[Activity] Everything in the data that follows should be given again verbatim, except the images.

[Recorded information — start]

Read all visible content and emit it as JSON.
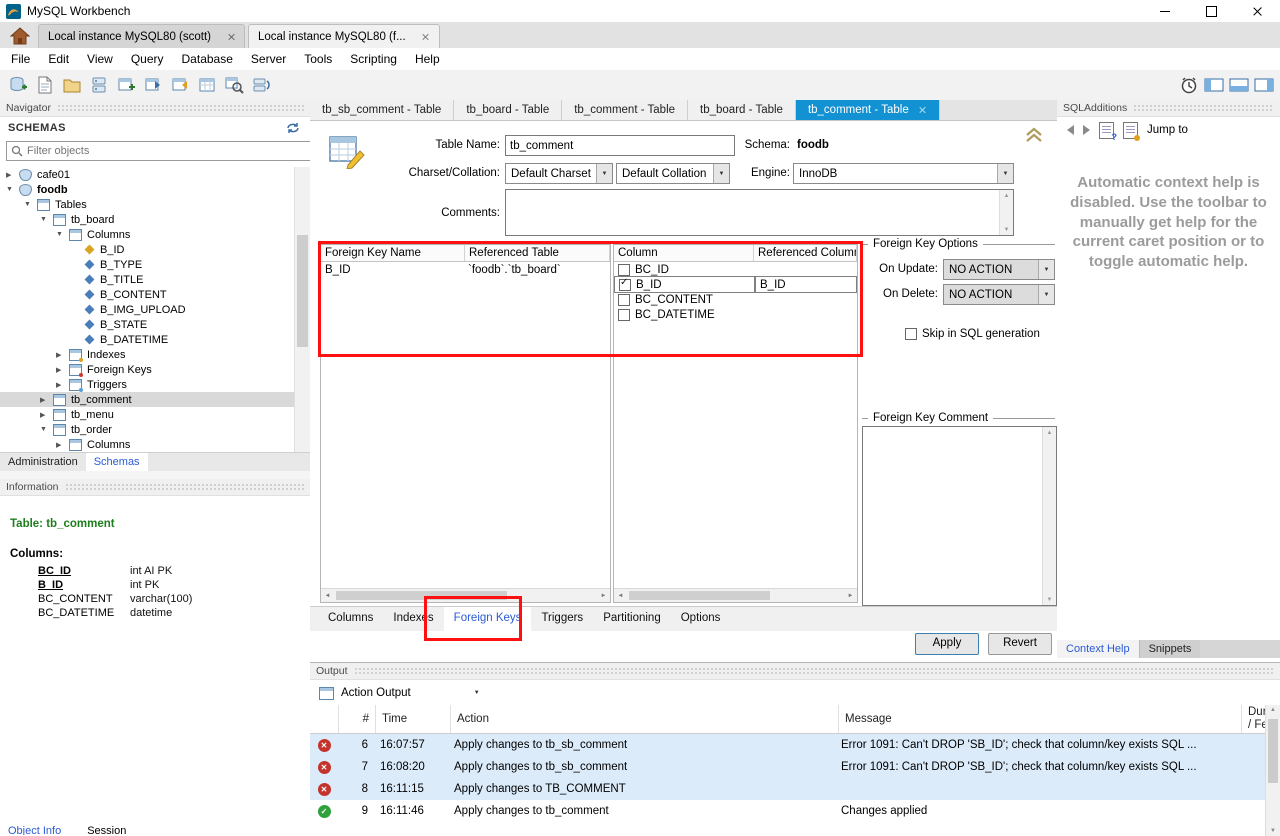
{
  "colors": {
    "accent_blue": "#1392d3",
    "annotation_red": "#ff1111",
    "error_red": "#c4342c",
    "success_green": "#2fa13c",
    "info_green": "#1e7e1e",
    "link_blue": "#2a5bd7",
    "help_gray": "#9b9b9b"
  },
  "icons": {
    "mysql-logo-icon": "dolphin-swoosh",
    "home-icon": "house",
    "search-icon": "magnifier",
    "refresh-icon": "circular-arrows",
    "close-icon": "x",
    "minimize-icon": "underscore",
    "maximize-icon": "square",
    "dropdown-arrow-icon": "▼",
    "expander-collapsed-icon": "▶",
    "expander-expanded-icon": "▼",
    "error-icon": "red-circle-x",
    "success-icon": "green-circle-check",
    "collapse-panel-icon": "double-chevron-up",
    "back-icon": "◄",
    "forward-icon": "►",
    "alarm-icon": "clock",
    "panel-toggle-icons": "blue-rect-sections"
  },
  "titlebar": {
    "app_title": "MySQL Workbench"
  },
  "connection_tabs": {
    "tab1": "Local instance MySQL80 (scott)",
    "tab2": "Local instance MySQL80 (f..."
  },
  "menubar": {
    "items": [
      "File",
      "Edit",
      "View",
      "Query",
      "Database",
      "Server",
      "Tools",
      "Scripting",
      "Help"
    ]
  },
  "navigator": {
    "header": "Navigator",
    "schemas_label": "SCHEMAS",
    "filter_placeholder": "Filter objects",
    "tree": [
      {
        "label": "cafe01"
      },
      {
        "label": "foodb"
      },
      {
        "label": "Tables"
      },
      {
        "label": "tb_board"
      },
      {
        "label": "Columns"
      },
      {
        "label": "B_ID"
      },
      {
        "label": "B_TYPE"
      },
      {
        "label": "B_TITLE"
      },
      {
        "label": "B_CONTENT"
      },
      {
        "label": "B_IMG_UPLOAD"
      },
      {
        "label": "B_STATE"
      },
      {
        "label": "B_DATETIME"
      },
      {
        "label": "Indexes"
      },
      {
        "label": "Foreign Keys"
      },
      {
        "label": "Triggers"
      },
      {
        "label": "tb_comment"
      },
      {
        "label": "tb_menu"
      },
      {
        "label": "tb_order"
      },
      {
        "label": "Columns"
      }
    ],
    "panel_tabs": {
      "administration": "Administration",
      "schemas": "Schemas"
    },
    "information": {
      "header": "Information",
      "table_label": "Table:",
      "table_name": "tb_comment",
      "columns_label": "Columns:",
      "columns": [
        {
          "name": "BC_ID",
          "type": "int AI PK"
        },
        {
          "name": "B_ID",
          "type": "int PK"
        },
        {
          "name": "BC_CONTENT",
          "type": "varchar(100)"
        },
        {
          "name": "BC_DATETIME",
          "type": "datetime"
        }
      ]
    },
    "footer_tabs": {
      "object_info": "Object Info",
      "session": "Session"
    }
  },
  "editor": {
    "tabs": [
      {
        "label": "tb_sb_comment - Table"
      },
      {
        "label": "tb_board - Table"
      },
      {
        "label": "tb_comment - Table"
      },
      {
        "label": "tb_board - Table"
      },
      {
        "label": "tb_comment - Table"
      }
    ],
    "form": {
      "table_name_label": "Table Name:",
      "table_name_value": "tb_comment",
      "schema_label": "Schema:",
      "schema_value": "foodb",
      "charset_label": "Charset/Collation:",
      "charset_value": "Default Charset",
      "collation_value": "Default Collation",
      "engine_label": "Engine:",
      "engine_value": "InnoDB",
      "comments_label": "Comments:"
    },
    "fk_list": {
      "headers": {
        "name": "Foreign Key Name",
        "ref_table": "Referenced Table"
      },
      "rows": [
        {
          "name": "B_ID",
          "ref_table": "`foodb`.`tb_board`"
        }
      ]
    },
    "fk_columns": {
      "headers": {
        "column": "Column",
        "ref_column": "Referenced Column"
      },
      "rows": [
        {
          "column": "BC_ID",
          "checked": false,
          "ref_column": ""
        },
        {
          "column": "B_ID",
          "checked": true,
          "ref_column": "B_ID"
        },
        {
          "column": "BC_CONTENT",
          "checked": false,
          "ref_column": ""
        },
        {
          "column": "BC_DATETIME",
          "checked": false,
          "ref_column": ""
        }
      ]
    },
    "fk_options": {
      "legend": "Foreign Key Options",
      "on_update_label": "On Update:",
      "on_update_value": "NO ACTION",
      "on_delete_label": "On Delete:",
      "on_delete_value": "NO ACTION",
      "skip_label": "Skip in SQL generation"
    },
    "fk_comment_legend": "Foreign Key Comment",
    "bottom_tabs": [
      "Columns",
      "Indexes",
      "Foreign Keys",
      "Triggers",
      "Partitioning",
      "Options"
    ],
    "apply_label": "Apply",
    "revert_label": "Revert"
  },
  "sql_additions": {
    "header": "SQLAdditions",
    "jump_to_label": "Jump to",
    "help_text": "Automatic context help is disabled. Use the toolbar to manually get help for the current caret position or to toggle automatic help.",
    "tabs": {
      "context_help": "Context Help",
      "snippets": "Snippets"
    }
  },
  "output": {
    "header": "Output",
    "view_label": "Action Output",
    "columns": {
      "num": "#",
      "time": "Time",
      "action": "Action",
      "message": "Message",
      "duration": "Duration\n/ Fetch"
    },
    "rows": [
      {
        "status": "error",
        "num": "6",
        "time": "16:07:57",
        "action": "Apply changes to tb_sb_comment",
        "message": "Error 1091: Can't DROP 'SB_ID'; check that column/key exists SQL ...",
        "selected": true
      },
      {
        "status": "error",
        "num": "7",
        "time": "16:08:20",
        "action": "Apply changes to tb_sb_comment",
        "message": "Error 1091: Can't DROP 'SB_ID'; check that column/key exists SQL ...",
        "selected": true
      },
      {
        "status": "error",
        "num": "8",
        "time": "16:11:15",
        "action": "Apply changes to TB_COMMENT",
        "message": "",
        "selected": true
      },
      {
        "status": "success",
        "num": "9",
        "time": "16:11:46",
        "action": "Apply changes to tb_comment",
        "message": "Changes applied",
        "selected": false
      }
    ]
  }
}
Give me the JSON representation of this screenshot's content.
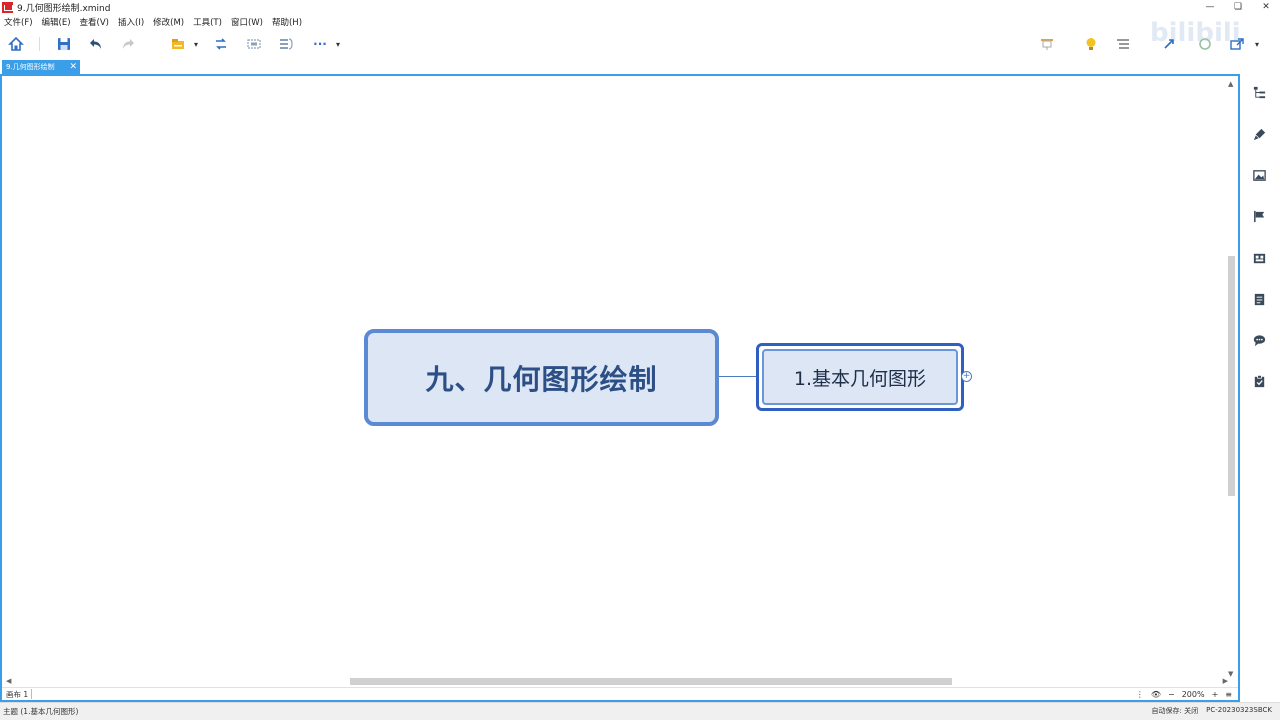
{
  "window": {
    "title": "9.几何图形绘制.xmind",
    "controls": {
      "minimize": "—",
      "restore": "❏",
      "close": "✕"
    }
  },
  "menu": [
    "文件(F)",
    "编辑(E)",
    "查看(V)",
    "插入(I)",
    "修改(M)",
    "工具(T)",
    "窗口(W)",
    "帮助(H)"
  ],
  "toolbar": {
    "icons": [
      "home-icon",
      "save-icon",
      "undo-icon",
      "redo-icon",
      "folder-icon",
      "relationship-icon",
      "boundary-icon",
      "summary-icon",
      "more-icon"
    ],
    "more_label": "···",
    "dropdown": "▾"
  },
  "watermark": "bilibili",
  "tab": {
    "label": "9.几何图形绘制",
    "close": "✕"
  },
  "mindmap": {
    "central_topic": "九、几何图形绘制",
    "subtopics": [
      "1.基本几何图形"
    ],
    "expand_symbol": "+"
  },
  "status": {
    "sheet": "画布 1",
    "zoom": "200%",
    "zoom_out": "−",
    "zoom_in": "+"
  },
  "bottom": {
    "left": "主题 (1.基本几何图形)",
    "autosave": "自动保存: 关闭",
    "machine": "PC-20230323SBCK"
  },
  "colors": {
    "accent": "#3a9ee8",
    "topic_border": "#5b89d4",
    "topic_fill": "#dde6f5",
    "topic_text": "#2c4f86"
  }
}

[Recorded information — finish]

[Solved exercise]
Read all visible content and emit it as JSON.
{
  "colors": {
    "accent_blue": "#1392d3",
    "annotation_red": "#ff1111",
    "error_red": "#c4342c",
    "success_green": "#2fa13c",
    "info_green": "#1e7e1e",
    "link_blue": "#2a5bd7",
    "help_gray": "#9b9b9b"
  },
  "icons": {
    "mysql-logo-icon": "dolphin-swoosh",
    "home-icon": "house",
    "search-icon": "magnifier",
    "refresh-icon": "circular-arrows",
    "close-icon": "x",
    "minimize-icon": "underscore",
    "maximize-icon": "square",
    "dropdown-arrow-icon": "▼",
    "expander-collapsed-icon": "▶",
    "expander-expanded-icon": "▼",
    "error-icon": "red-circle-x",
    "success-icon": "green-circle-check",
    "collapse-panel-icon": "double-chevron-up",
    "back-icon": "◄",
    "forward-icon": "►",
    "alarm-icon": "clock",
    "panel-toggle-icons": "blue-rect-sections"
  },
  "titlebar": {
    "app_title": "MySQL Workbench"
  },
  "connection_tabs": {
    "tab1": "Local instance MySQL80 (scott)",
    "tab2": "Local instance MySQL80 (f..."
  },
  "menubar": {
    "items": [
      "File",
      "Edit",
      "View",
      "Query",
      "Database",
      "Server",
      "Tools",
      "Scripting",
      "Help"
    ]
  },
  "navigator": {
    "header": "Navigator",
    "schemas_label": "SCHEMAS",
    "filter_placeholder": "Filter objects",
    "tree": [
      {
        "label": "cafe01"
      },
      {
        "label": "foodb"
      },
      {
        "label": "Tables"
      },
      {
        "label": "tb_board"
      },
      {
        "label": "Columns"
      },
      {
        "label": "B_ID"
      },
      {
        "label": "B_TYPE"
      },
      {
        "label": "B_TITLE"
      },
      {
        "label": "B_CONTENT"
      },
      {
        "label": "B_IMG_UPLOAD"
      },
      {
        "label": "B_STATE"
      },
      {
        "label": "B_DATETIME"
      },
      {
        "label": "Indexes"
      },
      {
        "label": "Foreign Keys"
      },
      {
        "label": "Triggers"
      },
      {
        "label": "tb_comment"
      },
      {
        "label": "tb_menu"
      },
      {
        "label": "tb_order"
      },
      {
        "label": "Columns"
      }
    ],
    "panel_tabs": {
      "administration": "Administration",
      "schemas": "Schemas"
    },
    "information": {
      "header": "Information",
      "table_label": "Table:",
      "table_name": "tb_comment",
      "columns_label": "Columns:",
      "columns": [
        {
          "name": "BC_ID",
          "type": "int AI PK"
        },
        {
          "name": "B_ID",
          "type": "int PK"
        },
        {
          "name": "BC_CONTENT",
          "type": "varchar(100)"
        },
        {
          "name": "BC_DATETIME",
          "type": "datetime"
        }
      ]
    },
    "footer_tabs": {
      "object_info": "Object Info",
      "session": "Session"
    }
  },
  "editor": {
    "tabs": [
      {
        "label": "tb_sb_comment - Table"
      },
      {
        "label": "tb_board - Table"
      },
      {
        "label": "tb_comment - Table"
      },
      {
        "label": "tb_board - Table"
      },
      {
        "label": "tb_comment - Table"
      }
    ],
    "form": {
      "table_name_label": "Table Name:",
      "table_name_value": "tb_comment",
      "schema_label": "Schema:",
      "schema_value": "foodb",
      "charset_label": "Charset/Collation:",
      "charset_value": "Default Charset",
      "collation_value": "Default Collation",
      "engine_label": "Engine:",
      "engine_value": "InnoDB",
      "comments_label": "Comments:"
    },
    "fk_list": {
      "headers": {
        "name": "Foreign Key Name",
        "ref_table": "Referenced Table"
      },
      "rows": [
        {
          "name": "B_ID",
          "ref_table": "`foodb`.`tb_board`"
        }
      ]
    },
    "fk_columns": {
      "headers": {
        "column": "Column",
        "ref_column": "Referenced Column"
      },
      "rows": [
        {
          "column": "BC_ID",
          "checked": false,
          "ref_column": ""
        },
        {
          "column": "B_ID",
          "checked": true,
          "ref_column": "B_ID"
        },
        {
          "column": "BC_CONTENT",
          "checked": false,
          "ref_column": ""
        },
        {
          "column": "BC_DATETIME",
          "checked": false,
          "ref_column": ""
        }
      ]
    },
    "fk_options": {
      "legend": "Foreign Key Options",
      "on_update_label": "On Update:",
      "on_update_value": "NO ACTION",
      "on_delete_label": "On Delete:",
      "on_delete_value": "NO ACTION",
      "skip_label": "Skip in SQL generation"
    },
    "fk_comment_legend": "Foreign Key Comment",
    "bottom_tabs": [
      "Columns",
      "Indexes",
      "Foreign Keys",
      "Triggers",
      "Partitioning",
      "Options"
    ],
    "apply_label": "Apply",
    "revert_label": "Revert"
  },
  "sql_additions": {
    "header": "SQLAdditions",
    "jump_to_label": "Jump to",
    "help_text": "Automatic context help is disabled. Use the toolbar to manually get help for the current caret position or to toggle automatic help.",
    "tabs": {
      "context_help": "Context Help",
      "snippets": "Snippets"
    }
  },
  "output": {
    "header": "Output",
    "view_label": "Action Output",
    "columns": {
      "num": "#",
      "time": "Time",
      "action": "Action",
      "message": "Message",
      "duration": "Duration\n/ Fetch"
    },
    "rows": [
      {
        "status": "error",
        "num": "6",
        "time": "16:07:57",
        "action": "Apply changes to tb_sb_comment",
        "message": "Error 1091: Can't DROP 'SB_ID'; check that column/key exists SQL ...",
        "selected": true
      },
      {
        "status": "error",
        "num": "7",
        "time": "16:08:20",
        "action": "Apply changes to tb_sb_comment",
        "message": "Error 1091: Can't DROP 'SB_ID'; check that column/key exists SQL ...",
        "selected": true
      },
      {
        "status": "error",
        "num": "8",
        "time": "16:11:15",
        "action": "Apply changes to TB_COMMENT",
        "message": "",
        "selected": true
      },
      {
        "status": "success",
        "num": "9",
        "time": "16:11:46",
        "action": "Apply changes to tb_comment",
        "message": "Changes applied",
        "selected": false
      }
    ]
  }
}
Give me the JSON representation of this screenshot's content.
{
  "window": {
    "title": "9.几何图形绘制.xmind",
    "controls": {
      "minimize": "—",
      "restore": "❏",
      "close": "✕"
    }
  },
  "menu": [
    "文件(F)",
    "编辑(E)",
    "查看(V)",
    "插入(I)",
    "修改(M)",
    "工具(T)",
    "窗口(W)",
    "帮助(H)"
  ],
  "toolbar": {
    "icons": [
      "home-icon",
      "save-icon",
      "undo-icon",
      "redo-icon",
      "folder-icon",
      "relationship-icon",
      "boundary-icon",
      "summary-icon",
      "more-icon"
    ],
    "more_label": "···",
    "dropdown": "▾"
  },
  "watermark": "bilibili",
  "tab": {
    "label": "9.几何图形绘制",
    "close": "✕"
  },
  "mindmap": {
    "central_topic": "九、几何图形绘制",
    "subtopics": [
      "1.基本几何图形"
    ],
    "expand_symbol": "+"
  },
  "status": {
    "sheet": "画布 1",
    "zoom": "200%",
    "zoom_out": "−",
    "zoom_in": "+"
  },
  "bottom": {
    "left": "主题 (1.基本几何图形)",
    "autosave": "自动保存: 关闭",
    "machine": "PC-20230323SBCK"
  },
  "colors": {
    "accent": "#3a9ee8",
    "topic_border": "#5b89d4",
    "topic_fill": "#dde6f5",
    "topic_text": "#2c4f86"
  }
}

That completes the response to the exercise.